▶ **What is needed**: Take every line from the entries below that includes the word "icon" and copy it.

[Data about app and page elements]
○ ○ ○ ○ ○

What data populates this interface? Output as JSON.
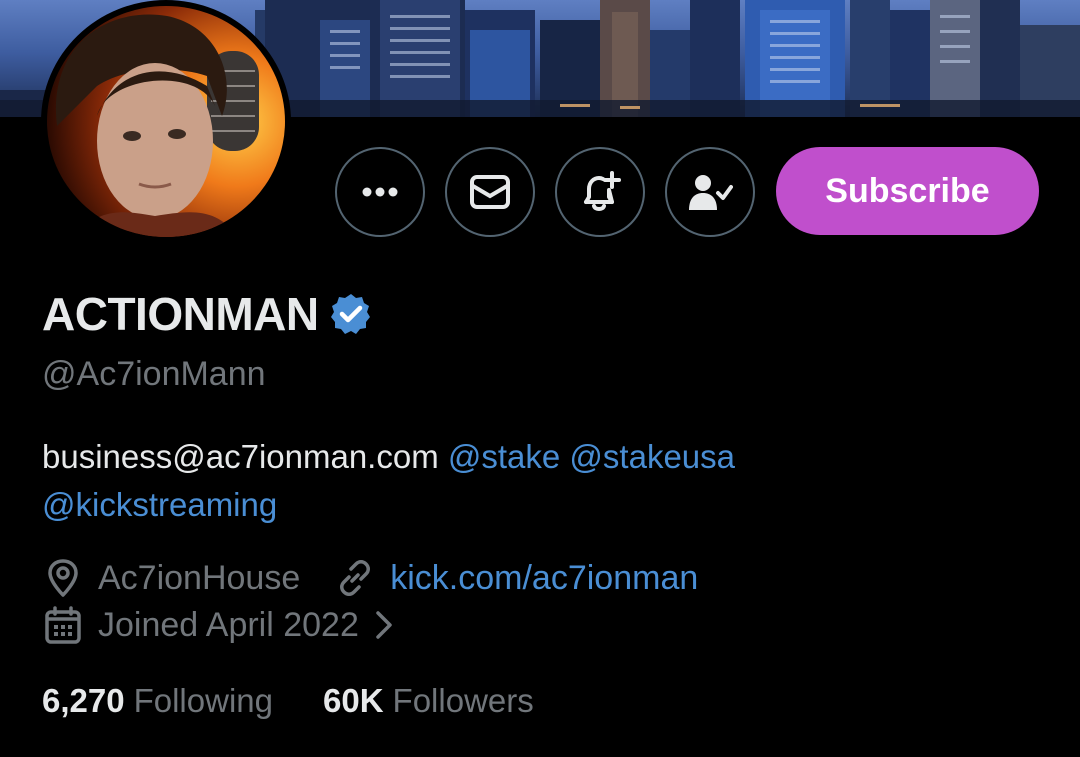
{
  "profile": {
    "display_name": "ACTIONMAN",
    "handle": "@Ac7ionMann",
    "verified": true,
    "bio": {
      "text": "business@ac7ionman.com",
      "mentions": [
        "@stake",
        "@stakeusa",
        "@kickstreaming"
      ]
    },
    "location": "Ac7ionHouse",
    "website": "kick.com/ac7ionman",
    "joined": "Joined April 2022"
  },
  "actions": {
    "subscribe_label": "Subscribe",
    "more_icon": "more-horizontal-icon",
    "message_icon": "envelope-icon",
    "notify_icon": "bell-plus-icon",
    "following_icon": "person-check-icon"
  },
  "stats": {
    "following_count": "6,270",
    "following_label": "Following",
    "followers_count": "60K",
    "followers_label": "Followers"
  },
  "colors": {
    "background": "#000000",
    "subscribe": "#c04fcc",
    "link": "#4a8ed4",
    "verified": "#4a8ed4",
    "muted": "#71767b"
  }
}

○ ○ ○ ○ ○

▶ **Task solution**:
    "more_icon": "more-horizontal-icon",
    "message_icon": "envelope-icon",
    "notify_icon": "bell-plus-icon",
    "following_icon": "person-check-icon"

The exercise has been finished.